“I’ll especially miss diving into those mounds of hay by the road,” says Chaami. “And playing hide and seek in them.”

Ganga smiles. I smile, then become quiet, listening to new thoughts unfolding in my mind. I look around the room.

“Heera will come tomorrow as usual,” I whisper. “How long would it take to sneak out the back, run to his cart, and hide in those mounds of leaves?”

“Through the back?” asks Chaami, turning to look.

“Less than a minute,” says Ganga. “But if the other boys notice, they will create a scene.”

“Leave that to me. I’ll distract the boys.”

“And you?”

“I’ll join you later. Maybe you could come here one day with Aunt Leela and take me.”

I look out the window at the dirt road where Heera would park his cart, and feel my heart thump faster. Cloud shadows float over open grounds and across the bright trees swathed in sunshine. Someone grazes my elbow, and I sense a presence behind me. Turning my head, I see Jothi glaring at us.

“You three have been working or telling each other stories?”

We stay silent. “Stop murmuring, or else I’ll send you to different parts of the room,” she says, and walks off.

My hands are in the scalding water but they feel nothing. I wonder briefly if Jothi heard us.


Morning rains make everything around look a shade darker. Little ghosts of mist wobble on dirt. The three of us work in silence, occasionally peering out the window. Jothi is in a red sari today, the brightest I’ve seen her wear. She’s talking to a cleaning lady who nods silently, and points to the open window. Perhaps Jothi wants it cleaned. Perhaps she will draw the shutters, and make it impossible for us to see Heera pulling in. The cleaner leaves the room, but doesn’t return.

Pandu doesn’t come in the whole morning, which passes slowly. My eyes are tired, for I hardly slept last night, thinking about today, about the precious coin that Master Ram gave me. I dug it up this morning and dropped it in my pocket.

Now I place the coin in Ganga’s hand. “Take it,” I say. “Keep it with you, somewhere safe.” He looks at me with surprise. He knows the story behind the coin. I have told him many times.

Past noon, we see Heera round the corner, wheels creaking. We look at each other. Heera is in a blue shirt today. He takes longer than usual to dismount.

“Now, wait till no one is looking in your direction,” I say, and walk to the front of the room. On reaching the front door, I pretend to slump to the ground, making sure I hit the wall and make some noise. Someone yells. I feel footsteps running in my direction, and the buzz turning into clamor, and commotion. Minutes pass before someone pours water on my face. I open my eyes, crinkle my face and act dazed.

Strong hands lift me to my feet and someone asks me if I’m okay. I nod yes and pat down my dirty shirt. I walk gingerly to my spot, and see that Ganga and Chaami have gone. And that no one else has noticed. I see Jothi standing at the spot where I had fallen, her eyes fixed on me.

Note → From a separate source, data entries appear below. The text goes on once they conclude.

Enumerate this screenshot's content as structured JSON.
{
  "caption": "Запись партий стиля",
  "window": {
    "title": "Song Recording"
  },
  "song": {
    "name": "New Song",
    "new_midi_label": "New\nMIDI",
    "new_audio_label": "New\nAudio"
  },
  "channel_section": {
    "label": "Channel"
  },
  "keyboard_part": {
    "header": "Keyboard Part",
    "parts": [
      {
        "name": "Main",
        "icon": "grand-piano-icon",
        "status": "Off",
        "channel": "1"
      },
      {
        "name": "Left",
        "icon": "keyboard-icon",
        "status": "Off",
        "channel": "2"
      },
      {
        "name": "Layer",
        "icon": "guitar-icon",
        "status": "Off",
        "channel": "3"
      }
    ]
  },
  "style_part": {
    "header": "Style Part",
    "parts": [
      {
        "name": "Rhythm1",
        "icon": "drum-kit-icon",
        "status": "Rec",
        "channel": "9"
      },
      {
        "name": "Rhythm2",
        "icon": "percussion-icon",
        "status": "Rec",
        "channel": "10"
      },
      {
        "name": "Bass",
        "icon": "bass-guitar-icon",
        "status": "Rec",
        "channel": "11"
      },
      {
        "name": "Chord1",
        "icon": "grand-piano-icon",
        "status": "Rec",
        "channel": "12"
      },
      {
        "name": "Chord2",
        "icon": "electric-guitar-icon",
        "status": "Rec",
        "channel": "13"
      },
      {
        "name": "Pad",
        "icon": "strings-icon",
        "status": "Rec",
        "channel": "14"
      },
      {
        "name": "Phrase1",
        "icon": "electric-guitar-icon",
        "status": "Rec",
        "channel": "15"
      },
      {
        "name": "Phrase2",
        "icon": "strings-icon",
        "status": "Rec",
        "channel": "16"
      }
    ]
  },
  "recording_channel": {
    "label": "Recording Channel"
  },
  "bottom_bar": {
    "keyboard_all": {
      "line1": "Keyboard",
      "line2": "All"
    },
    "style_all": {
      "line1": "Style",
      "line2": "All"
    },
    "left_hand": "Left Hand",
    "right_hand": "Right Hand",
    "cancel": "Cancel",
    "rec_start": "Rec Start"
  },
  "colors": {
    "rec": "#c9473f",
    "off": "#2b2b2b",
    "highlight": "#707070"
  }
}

I wait till she turns away, then look toward the window. And catch the back of Heera’s bullock cart staggering away from the factory.

I imagine my two friends whispering to each other under the blanket of leaves, giggling, relieved, excited to be heading towards a free world where they can run barefoot, scrambling after frightened frogs, and catching raindrops in their mouth.

I wish I was with them on that cart.

Then, I think of inconsolable Mother, and helpless Father holding her hands.

The cart disappears from view and I feel the familiar bite of the water on my hands. From the corner of my eye, I catch the redness of Jothi’s sari beside me.

“You feel better now?” she asks. I nod, and look into her eyes.

She places her hand on my back. “Tomorrow I’ll try to move you to the mulberry fields.”

The most beautiful products often take root in inferior settings. In addition to conveying this, I wanted to highlight child labor in many parts of India, a situation born out of poverty, greed or lack of alternatives. I wanted to go with either a brick kiln or a silk factory, and then decided on the latter because the silk-making process itself afforded a tantalizing mix of intricacy, skill and rigor. Not all characters in this story are repulsive; I intentionally depicted the protagonist's parents as silently regretful but helpless, so that I could portray the various grounds for child labor.